As I survey the world of Republican politics today, I miss John Danforth (one of my senators in Missouri when I was growing up). His voice is badly needed still today. Fortunately, he's still writing. His latest book is a good reflection on issues of religion and politics. As a longtime politician and an Episcopalian priest, he understands this territory. I disagree a bit with his assessment of religion and politics as separate realms (likely coming from him embracing a "two kingdoms" theology), but I mostly agree with his book. He offers some positive, practical discussion on what's gone wrong with politics today, how to fix it, and what role religious people could play. If only we could get all presidential candidates and congressional leaders to read this book!
Chosen?: Reading the Bible Amid the Israeli-Palestinian Conflict by Walter Brueggemann
When it comes to Walter Brueggemann (who I got to meet this year), my philosophy is to read whatever he writes! This short book is no exception. Brueggemann brings a depth to biblical analysis that illuminates the passages and their relevance to today. In this quick read, he examines the texts about the chosen people and promised land and how those texts should impact how Christians view the contemporary conflict between Israelis and Palestinians. I wish every U.S. Christian would read this book and prayerfully consider it.
Rediscovering Jesus: An Introduction to Biblical, Religious and Cultural Perspectives on Christ by David B. Capes, Rodney Reeves, and E. Randolph Richards
This book impacted the way I read the Bible. The authors, one of whom (Rodney Reeves) I had for several undergraduate classes, consider portrayals of Jesus in isolation instead of just lumping everything together. For instance, they look at how Matthew wrote about Jesus and what our faith would look like if that was the only depiction we had. They then do the same for the other Gospel writers, Paul, the general epistles, and even Revelation! In the second part of the book, they use the same format to consider non-biblical portrayals, such as the writings of the Gnostics, the Qur'an, the Book of Mormon, and others. The book is an easy read (it's written as an undergraduate introductory course book) and helped me to see new insights about the various biblical writers. (I plan to write a longer review soon in another post.)
Lafayette in the Somewhat United States by Sarah Vowell
I love everything Sarah Vowell writes. Her latest book lived up to expectations. With her trademark style of part-history book, part-travelogue, and part-humorous storytelling, she traces the life and impact of Marquis de Lafayette as he traveled from France to join the Continental Army's fight during the American Revolution. As usual, she connects the historical stories with current political issues, which creates the sense of our past still living with us just as she relives the past while tromping around historical sites.
Nonviolent Action: What Christian Ethics Demands but Most Christians Have Never Really Tried by Ronald J. Sider
The subtitle captures the key argument of the book: nonviolence works and is the Christian call but we do not give it a chance.

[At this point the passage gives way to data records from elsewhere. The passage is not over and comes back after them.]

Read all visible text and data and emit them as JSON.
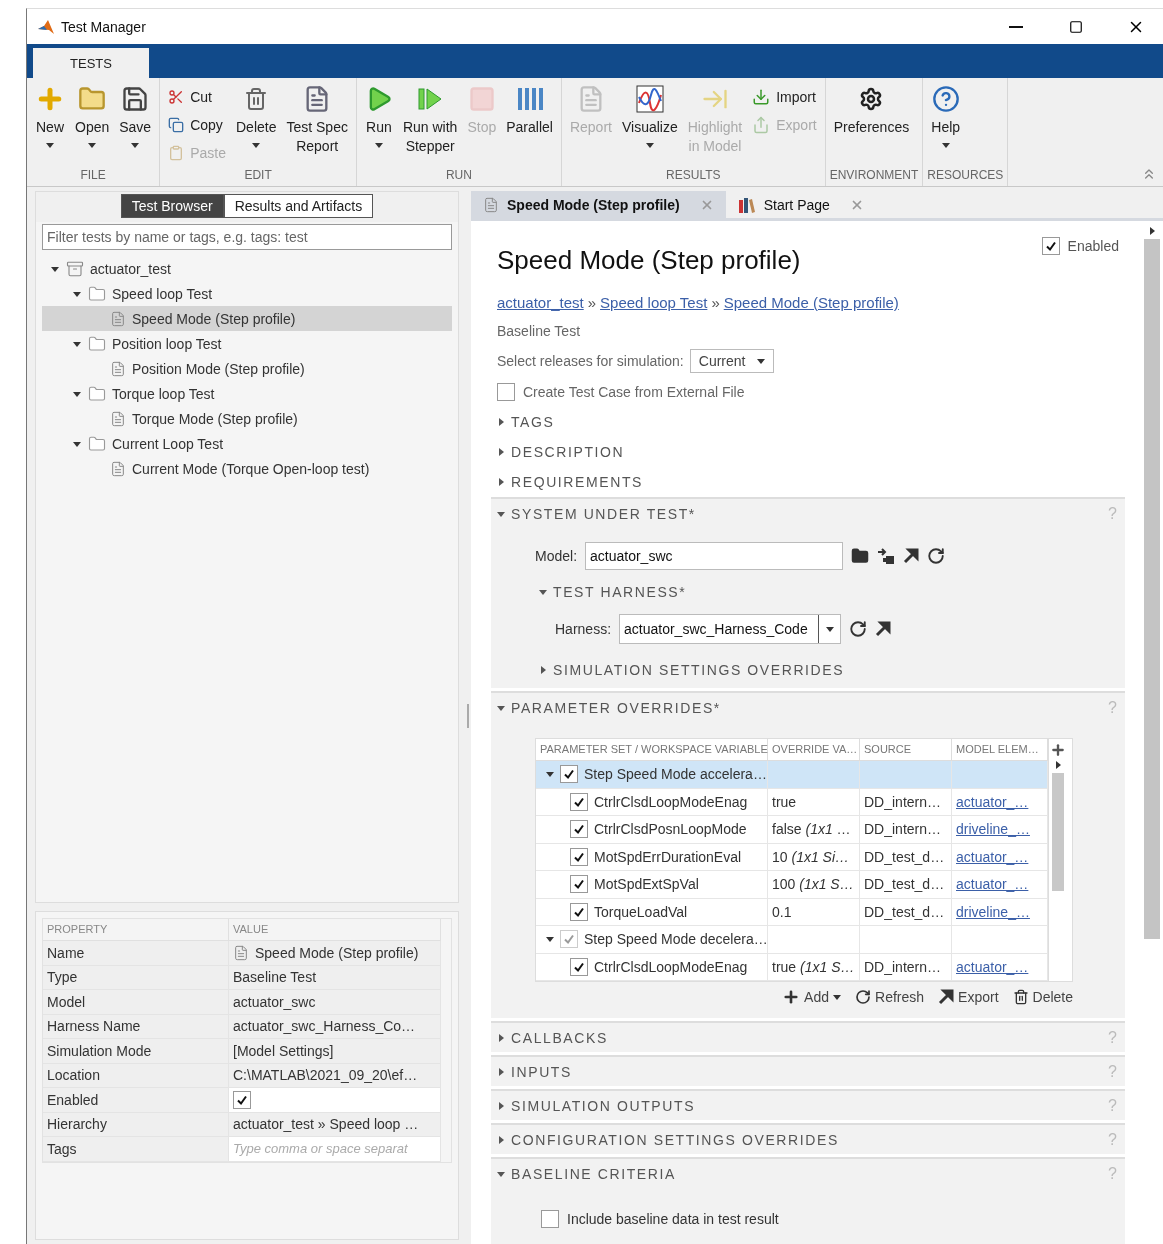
{
  "window": {
    "title": "Test Manager"
  },
  "ribbon_tabs": [
    {
      "label": "TESTS",
      "selected": true
    }
  ],
  "toolbar": {
    "groups": [
      {
        "label": "FILE",
        "columns": [
          {
            "kind": "large",
            "label": "New",
            "dropdown": true,
            "disabled": false
          },
          {
            "kind": "large",
            "label": "Open",
            "dropdown": true,
            "disabled": false
          },
          {
            "kind": "large",
            "label": "Save",
            "dropdown": true,
            "disabled": false
          }
        ]
      },
      {
        "label": "EDIT",
        "columns": [
          {
            "kind": "stack",
            "items": [
              {
                "label": "Cut",
                "disabled": false
              },
              {
                "label": "Copy",
                "disabled": false
              },
              {
                "label": "Paste",
                "disabled": true
              }
            ]
          },
          {
            "kind": "large",
            "label": "Delete",
            "dropdown": true,
            "disabled": false
          },
          {
            "kind": "large",
            "label": "Test Spec\nReport",
            "dropdown": false,
            "disabled": false
          }
        ]
      },
      {
        "label": "RUN",
        "columns": [
          {
            "kind": "large",
            "label": "Run",
            "dropdown": true,
            "disabled": false
          },
          {
            "kind": "large",
            "label": "Run with\nStepper",
            "dropdown": false,
            "disabled": false
          },
          {
            "kind": "large",
            "label": "Stop",
            "dropdown": false,
            "disabled": true
          },
          {
            "kind": "large",
            "label": "Parallel",
            "dropdown": false,
            "disabled": false
          }
        ]
      },
      {
        "label": "RESULTS",
        "columns": [
          {
            "kind": "large",
            "label": "Report",
            "dropdown": false,
            "disabled": true
          },
          {
            "kind": "large",
            "label": "Visualize",
            "dropdown": true,
            "disabled": false
          },
          {
            "kind": "large",
            "label": "Highlight\nin Model",
            "dropdown": false,
            "disabled": true
          },
          {
            "kind": "stack",
            "items": [
              {
                "label": "Import",
                "disabled": false
              },
              {
                "label": "Export",
                "disabled": true
              }
            ]
          }
        ]
      },
      {
        "label": "ENVIRONMENT",
        "columns": [
          {
            "kind": "large",
            "label": "Preferences",
            "dropdown": false,
            "disabled": false
          }
        ]
      },
      {
        "label": "RESOURCES",
        "columns": [
          {
            "kind": "large",
            "label": "Help",
            "dropdown": true,
            "disabled": false
          }
        ]
      }
    ]
  },
  "browser": {
    "tabs": [
      {
        "label": "Test Browser",
        "selected": true
      },
      {
        "label": "Results and Artifacts",
        "selected": false
      }
    ],
    "filter": {
      "placeholder": "Filter tests by name or tags, e.g. tags: test"
    },
    "tree": [
      {
        "label": "actuator_test",
        "kind": "suite",
        "expanded": true,
        "selected": false,
        "children": [
          {
            "label": "Speed loop Test",
            "kind": "folder",
            "expanded": true,
            "selected": false,
            "children": [
              {
                "label": "Speed Mode (Step profile)",
                "kind": "file",
                "selected": true
              }
            ]
          },
          {
            "label": "Position loop Test",
            "kind": "folder",
            "expanded": true,
            "selected": false,
            "children": [
              {
                "label": "Position Mode (Step profile)",
                "kind": "file",
                "selected": false
              }
            ]
          },
          {
            "label": "Torque loop Test",
            "kind": "folder",
            "expanded": true,
            "selected": false,
            "children": [
              {
                "label": "Torque Mode (Step profile)",
                "kind": "file",
                "selected": false
              }
            ]
          },
          {
            "label": "Current Loop Test",
            "kind": "folder",
            "expanded": true,
            "selected": false,
            "children": [
              {
                "label": "Current Mode (Torque Open-loop test)",
                "kind": "file",
                "selected": false
              }
            ]
          }
        ]
      }
    ]
  },
  "properties": {
    "columns": [
      "PROPERTY",
      "VALUE"
    ],
    "rows": [
      {
        "property": "Name",
        "kind": "file",
        "value": "Speed Mode (Step profile)"
      },
      {
        "property": "Type",
        "kind": "text",
        "value": "Baseline Test"
      },
      {
        "property": "Model",
        "kind": "text",
        "value": "actuator_swc"
      },
      {
        "property": "Harness Name",
        "kind": "text",
        "value": "actuator_swc_Harness_Co…"
      },
      {
        "property": "Simulation Mode",
        "kind": "text",
        "value": "[Model Settings]"
      },
      {
        "property": "Location",
        "kind": "text",
        "value": "C:\\MATLAB\\2021_09_20\\ef…"
      },
      {
        "property": "Enabled",
        "kind": "checkbox",
        "checked": true
      },
      {
        "property": "Hierarchy",
        "kind": "text",
        "value": "actuator_test » Speed loop …"
      },
      {
        "property": "Tags",
        "kind": "input",
        "placeholder": "Type comma or space separat"
      }
    ]
  },
  "doc_tabs": [
    {
      "label": "Speed Mode (Step profile)",
      "selected": true
    },
    {
      "label": "Start Page",
      "selected": false
    }
  ],
  "test_case": {
    "title": "Speed Mode (Step profile)",
    "enabled": {
      "label": "Enabled",
      "checked": true
    },
    "breadcrumb": {
      "separator": "»",
      "links": [
        "actuator_test",
        "Speed loop Test",
        "Speed Mode (Step profile)"
      ]
    },
    "type": "Baseline Test",
    "releases": {
      "label": "Select releases for simulation:",
      "value": "Current"
    },
    "external_file": {
      "label": "Create Test Case from External File",
      "checked": false
    },
    "sections": [
      {
        "title": "TAGS",
        "expanded": false
      },
      {
        "title": "DESCRIPTION",
        "expanded": false
      },
      {
        "title": "REQUIREMENTS",
        "expanded": false
      },
      {
        "title": "SYSTEM UNDER TEST*",
        "expanded": true,
        "help": "?",
        "content": {
          "kind": "system_under_test",
          "model": {
            "label": "Model:",
            "value": "actuator_swc"
          },
          "subsections": [
            {
              "title": "TEST HARNESS*",
              "expanded": true,
              "field": {
                "label": "Harness:",
                "value": "actuator_swc_Harness_Code"
              }
            },
            {
              "title": "SIMULATION SETTINGS OVERRIDES",
              "expanded": false
            }
          ]
        }
      },
      {
        "title": "PARAMETER OVERRIDES*",
        "expanded": true,
        "help": "?",
        "content": {
          "kind": "parameter_overrides",
          "columns": [
            "PARAMETER SET / WORKSPACE VARIABLE",
            "OVERRIDE VA…",
            "SOURCE",
            "MODEL ELEM…"
          ],
          "groups": [
            {
              "name": "Step Speed Mode accelera…",
              "checked": true,
              "mixed": false,
              "expanded": true,
              "selected": true,
              "rows": [
                {
                  "name": "CtrlrClsdLoopModeEnag",
                  "checked": true,
                  "value": "true",
                  "source": "DD_intern…",
                  "element": "actuator_…"
                },
                {
                  "name": "CtrlrClsdPosnLoopMode",
                  "checked": true,
                  "value": "false *(1x1* …",
                  "source": "DD_intern…",
                  "element": "driveline_…"
                },
                {
                  "name": "MotSpdErrDurationEval",
                  "checked": true,
                  "value": "10 *(1x1 Si…*",
                  "source": "DD_test_d…",
                  "element": "actuator_…"
                },
                {
                  "name": "MotSpdExtSpVal",
                  "checked": true,
                  "value": "100 *(1x1 S…*",
                  "source": "DD_test_d…",
                  "element": "actuator_…"
                },
                {
                  "name": "TorqueLoadVal",
                  "checked": true,
                  "value": "0.1",
                  "source": "DD_test_d…",
                  "element": "driveline_…"
                }
              ]
            },
            {
              "name": "Step Speed Mode decelera…",
              "checked": true,
              "mixed": true,
              "expanded": true,
              "selected": false,
              "rows": [
                {
                  "name": "CtrlrClsdLoopModeEnag",
                  "checked": true,
                  "value": "true *(1x1 S…*",
                  "source": "DD_intern…",
                  "element": "actuator_…"
                }
              ]
            }
          ],
          "actions": [
            {
              "label": "Add",
              "dropdown": true
            },
            {
              "label": "Refresh",
              "dropdown": false
            },
            {
              "label": "Export",
              "dropdown": false
            },
            {
              "label": "Delete",
              "dropdown": false
            }
          ]
        }
      },
      {
        "title": "CALLBACKS",
        "expanded": false,
        "help": "?"
      },
      {
        "title": "INPUTS",
        "expanded": false,
        "help": "?"
      },
      {
        "title": "SIMULATION OUTPUTS",
        "expanded": false,
        "help": "?"
      },
      {
        "title": "CONFIGURATION SETTINGS OVERRIDES",
        "expanded": false,
        "help": "?"
      },
      {
        "title": "BASELINE CRITERIA",
        "expanded": true,
        "help": "?",
        "content": {
          "kind": "baseline_criteria",
          "checkbox": {
            "label": "Include baseline data in test result",
            "checked": false
          }
        }
      }
    ]
  }
}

Ron Sider quickly poses his challenge to the non-pacifist majority Christian perspective: "how can Christians in the Just War tradition claim that the violence they justify is truly a last resort until they have invested billions and trained tens of thousands of people in a powerful, sustained testing of the possibilities of nonviolent alternatives?" Most of the book is a look at various case studies of how nonviolent action worked. He covers the familiar cases most people know (like Gandhi and Martin Luther King, Jr.) but also looks at much less known cases like Philadelphia Quakers in kayaks taking on a Pakistani steamship full of weapons or Americans challenging nuclear weapons by sailing to the Marshall Islands testing zone. His examples come from around the world with a strong focus on the 20th Century. This book made the top of the list for me since it inspired the most additional reading. As he briefly recounts various case studies, Sider notes key books that focus on a particular movement. I've picked up multiple books and have enjoyed them.
Sacramental Politics: Religious Worship as Political Action by Brian Kaylor